- _Work instructions_
Lines holding the word "latency" are the ones to copy from the data below.

Records from a data collection:
----------

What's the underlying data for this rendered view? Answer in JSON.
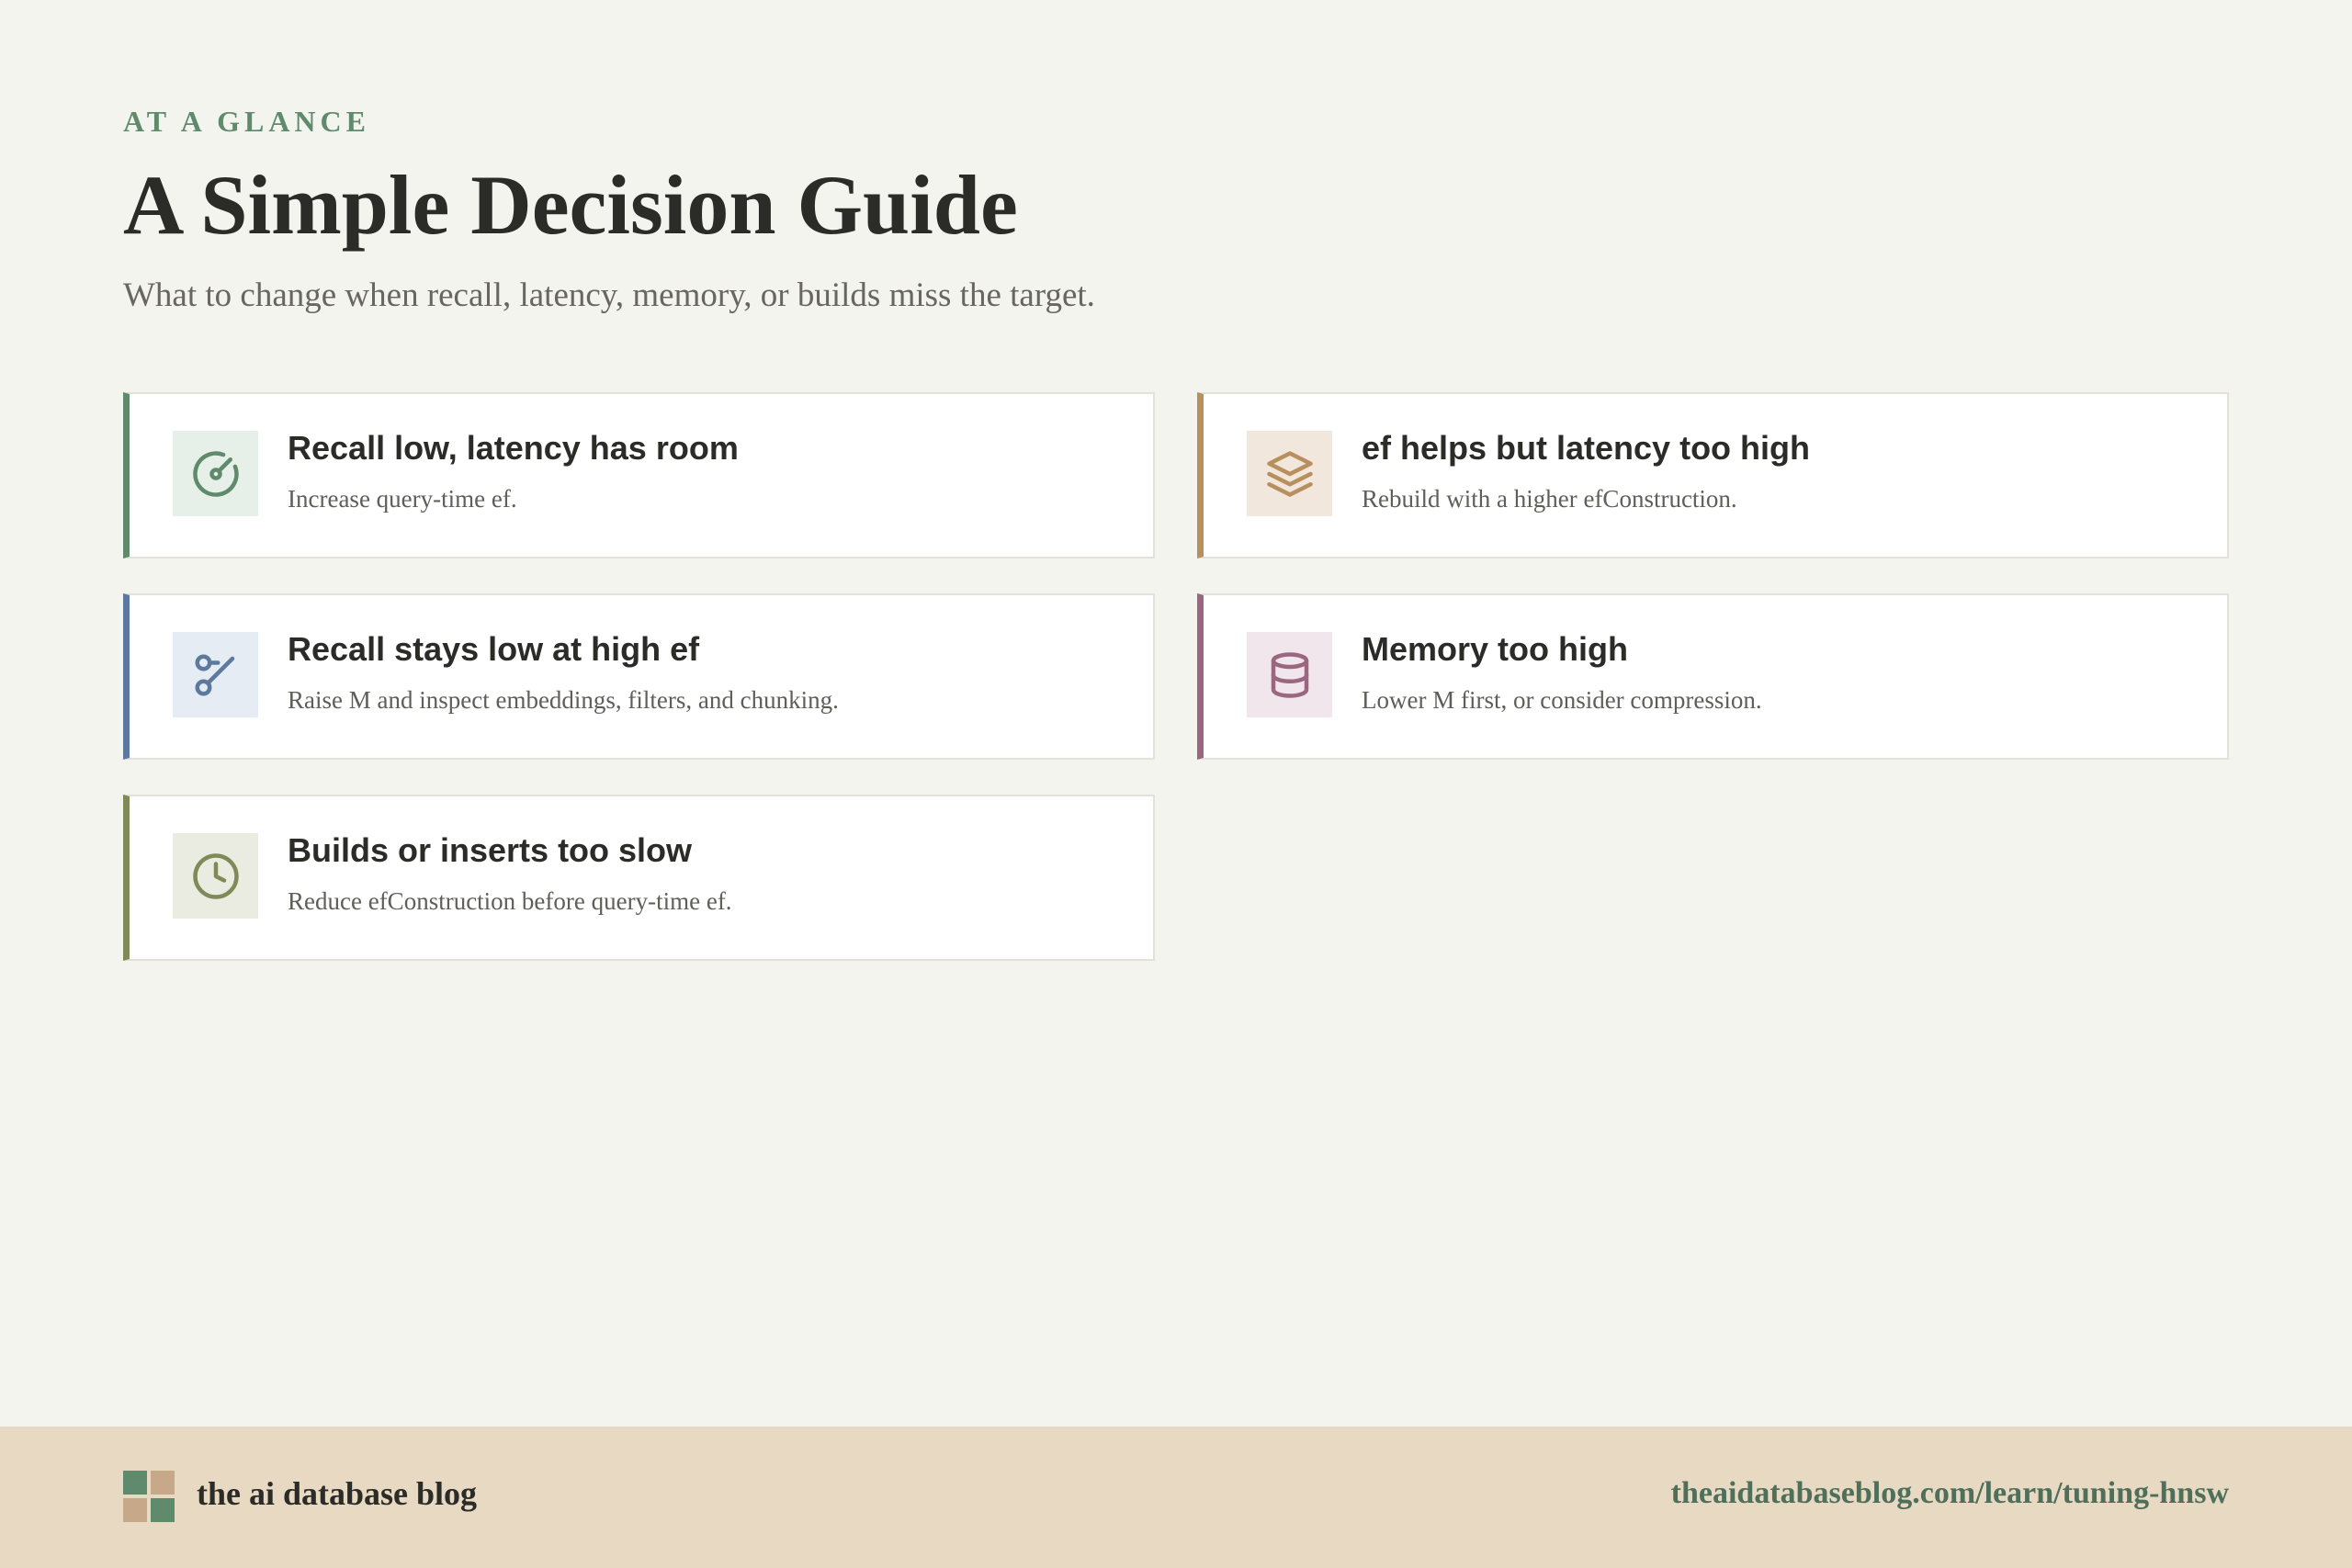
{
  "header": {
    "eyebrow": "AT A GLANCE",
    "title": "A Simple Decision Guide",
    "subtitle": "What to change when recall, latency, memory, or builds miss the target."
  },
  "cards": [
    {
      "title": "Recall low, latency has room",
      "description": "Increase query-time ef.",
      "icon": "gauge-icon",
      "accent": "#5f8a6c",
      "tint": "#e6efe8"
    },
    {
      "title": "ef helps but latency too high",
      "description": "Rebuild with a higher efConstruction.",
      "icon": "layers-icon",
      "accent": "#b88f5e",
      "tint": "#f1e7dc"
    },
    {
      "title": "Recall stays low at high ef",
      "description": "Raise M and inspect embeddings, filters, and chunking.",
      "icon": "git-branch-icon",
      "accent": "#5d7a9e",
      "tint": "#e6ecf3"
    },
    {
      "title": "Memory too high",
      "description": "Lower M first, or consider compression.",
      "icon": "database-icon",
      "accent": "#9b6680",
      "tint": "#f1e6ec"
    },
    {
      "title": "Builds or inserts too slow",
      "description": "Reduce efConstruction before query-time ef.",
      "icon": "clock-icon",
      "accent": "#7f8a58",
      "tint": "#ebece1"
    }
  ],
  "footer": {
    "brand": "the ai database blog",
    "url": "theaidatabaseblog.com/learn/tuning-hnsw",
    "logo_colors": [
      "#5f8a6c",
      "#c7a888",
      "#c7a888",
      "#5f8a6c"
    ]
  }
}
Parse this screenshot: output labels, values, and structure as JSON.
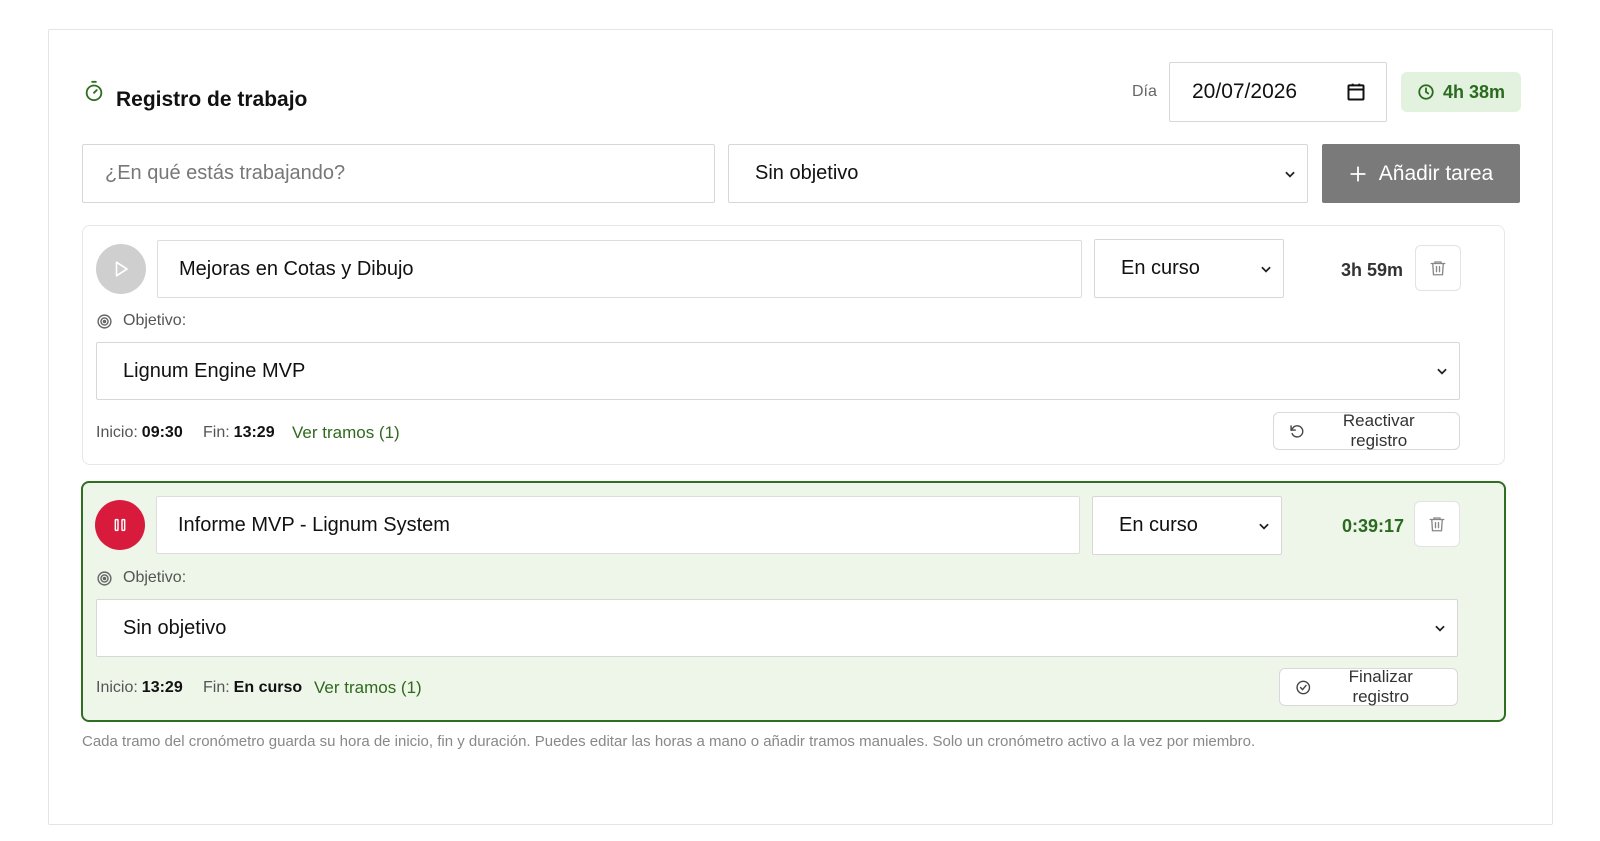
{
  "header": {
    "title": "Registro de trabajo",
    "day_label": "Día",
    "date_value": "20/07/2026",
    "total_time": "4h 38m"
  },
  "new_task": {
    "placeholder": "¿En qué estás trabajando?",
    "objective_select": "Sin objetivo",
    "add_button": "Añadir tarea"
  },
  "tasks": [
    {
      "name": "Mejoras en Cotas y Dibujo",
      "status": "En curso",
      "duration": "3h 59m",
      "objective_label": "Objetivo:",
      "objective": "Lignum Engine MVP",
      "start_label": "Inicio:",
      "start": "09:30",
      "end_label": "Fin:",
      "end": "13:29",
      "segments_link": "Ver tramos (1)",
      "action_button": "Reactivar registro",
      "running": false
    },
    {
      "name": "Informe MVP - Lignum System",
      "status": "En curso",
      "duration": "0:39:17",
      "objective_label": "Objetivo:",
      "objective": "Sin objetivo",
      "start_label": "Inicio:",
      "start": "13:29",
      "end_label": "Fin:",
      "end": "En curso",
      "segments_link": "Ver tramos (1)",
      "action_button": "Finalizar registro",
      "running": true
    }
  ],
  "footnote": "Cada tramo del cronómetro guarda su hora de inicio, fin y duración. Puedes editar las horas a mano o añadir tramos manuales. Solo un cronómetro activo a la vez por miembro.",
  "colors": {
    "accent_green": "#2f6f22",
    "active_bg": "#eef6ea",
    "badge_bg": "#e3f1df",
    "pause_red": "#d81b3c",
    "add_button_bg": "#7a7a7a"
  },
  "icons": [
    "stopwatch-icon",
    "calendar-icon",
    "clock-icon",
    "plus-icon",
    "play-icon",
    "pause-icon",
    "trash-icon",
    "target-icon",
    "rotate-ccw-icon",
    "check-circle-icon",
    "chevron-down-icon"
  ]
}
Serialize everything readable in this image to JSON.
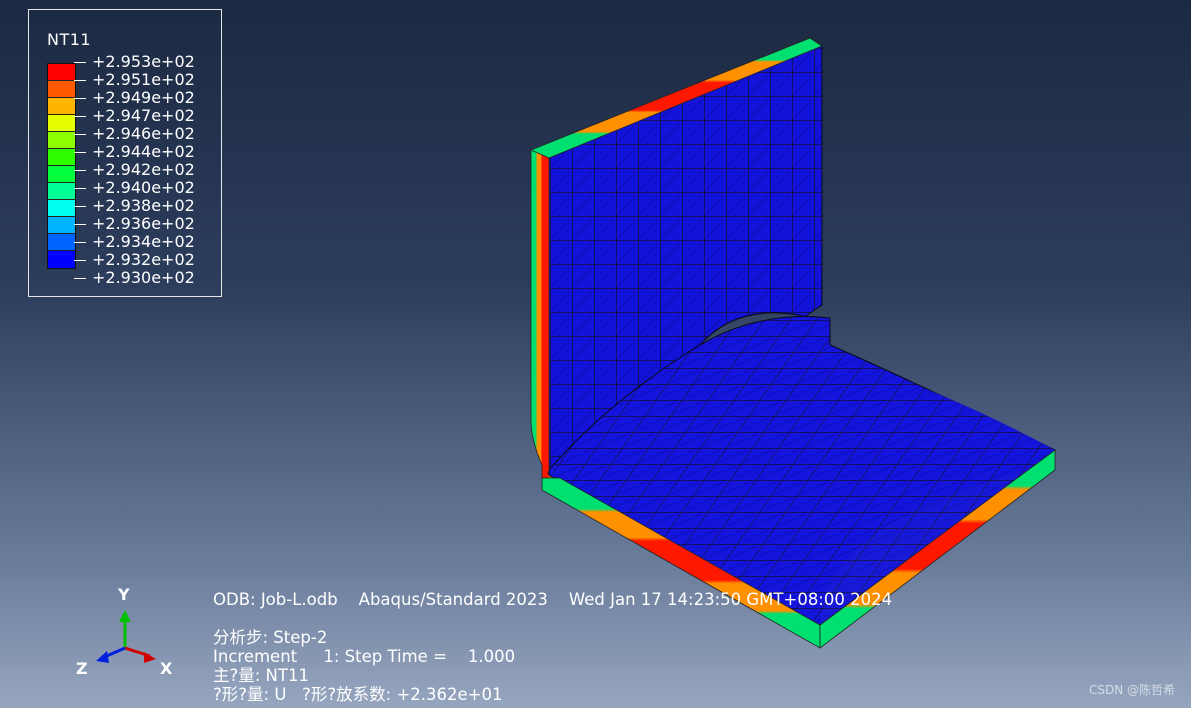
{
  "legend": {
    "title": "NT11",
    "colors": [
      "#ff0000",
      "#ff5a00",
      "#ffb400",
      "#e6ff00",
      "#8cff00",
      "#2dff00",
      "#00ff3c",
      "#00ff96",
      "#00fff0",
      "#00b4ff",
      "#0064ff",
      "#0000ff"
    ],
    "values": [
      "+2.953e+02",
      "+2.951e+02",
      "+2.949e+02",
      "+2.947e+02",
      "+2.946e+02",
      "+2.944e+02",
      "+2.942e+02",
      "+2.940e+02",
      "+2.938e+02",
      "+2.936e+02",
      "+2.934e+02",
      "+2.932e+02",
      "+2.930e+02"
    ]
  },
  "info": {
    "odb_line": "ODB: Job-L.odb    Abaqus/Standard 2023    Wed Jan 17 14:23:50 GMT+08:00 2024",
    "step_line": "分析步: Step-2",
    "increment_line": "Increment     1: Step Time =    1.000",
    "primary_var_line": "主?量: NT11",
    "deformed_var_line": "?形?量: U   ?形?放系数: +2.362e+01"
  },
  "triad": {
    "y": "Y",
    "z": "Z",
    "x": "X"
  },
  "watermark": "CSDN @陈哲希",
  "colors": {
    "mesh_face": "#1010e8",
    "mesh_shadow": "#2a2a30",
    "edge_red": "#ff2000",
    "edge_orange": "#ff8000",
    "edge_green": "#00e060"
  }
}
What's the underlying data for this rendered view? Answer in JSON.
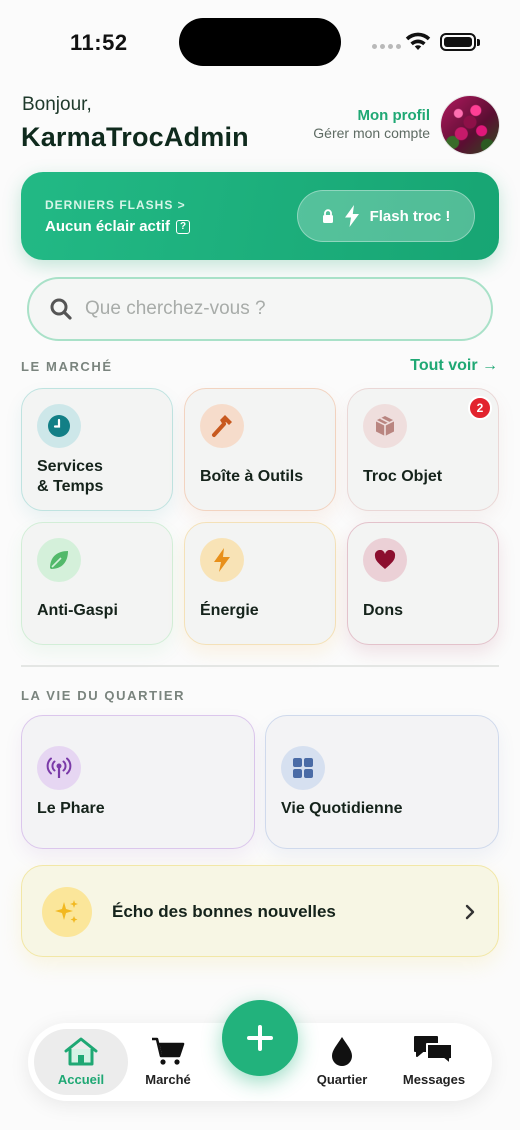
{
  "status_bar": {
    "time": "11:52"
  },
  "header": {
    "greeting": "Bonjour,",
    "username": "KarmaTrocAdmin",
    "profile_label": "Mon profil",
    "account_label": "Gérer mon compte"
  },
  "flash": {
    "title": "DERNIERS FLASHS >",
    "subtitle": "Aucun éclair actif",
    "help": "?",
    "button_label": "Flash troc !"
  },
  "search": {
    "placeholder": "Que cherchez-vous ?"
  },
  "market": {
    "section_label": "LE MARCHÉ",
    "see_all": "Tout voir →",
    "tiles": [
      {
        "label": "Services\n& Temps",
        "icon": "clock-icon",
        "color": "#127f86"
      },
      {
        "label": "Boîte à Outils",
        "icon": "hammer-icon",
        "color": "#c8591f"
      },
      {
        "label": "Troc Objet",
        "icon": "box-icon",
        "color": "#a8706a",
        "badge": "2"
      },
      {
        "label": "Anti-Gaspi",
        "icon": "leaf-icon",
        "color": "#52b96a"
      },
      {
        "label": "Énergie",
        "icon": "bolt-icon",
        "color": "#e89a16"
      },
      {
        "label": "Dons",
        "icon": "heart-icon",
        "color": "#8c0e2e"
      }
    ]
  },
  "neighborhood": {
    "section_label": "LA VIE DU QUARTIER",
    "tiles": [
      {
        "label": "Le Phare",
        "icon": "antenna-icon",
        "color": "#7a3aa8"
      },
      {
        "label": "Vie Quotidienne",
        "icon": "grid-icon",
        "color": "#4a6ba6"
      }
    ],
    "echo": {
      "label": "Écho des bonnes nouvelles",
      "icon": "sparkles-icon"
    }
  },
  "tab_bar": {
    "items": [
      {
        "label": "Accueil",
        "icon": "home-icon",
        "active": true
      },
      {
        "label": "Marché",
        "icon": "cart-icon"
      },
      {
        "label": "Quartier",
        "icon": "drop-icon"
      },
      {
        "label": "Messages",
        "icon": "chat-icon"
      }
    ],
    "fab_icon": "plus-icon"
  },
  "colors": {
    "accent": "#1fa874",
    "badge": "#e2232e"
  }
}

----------

- _Task answer_
    "subtitle": "What to change when recall, latency, memory, or builds miss the target."
      "title": "Recall low, latency has room",
      "title": "ef helps but latency too high",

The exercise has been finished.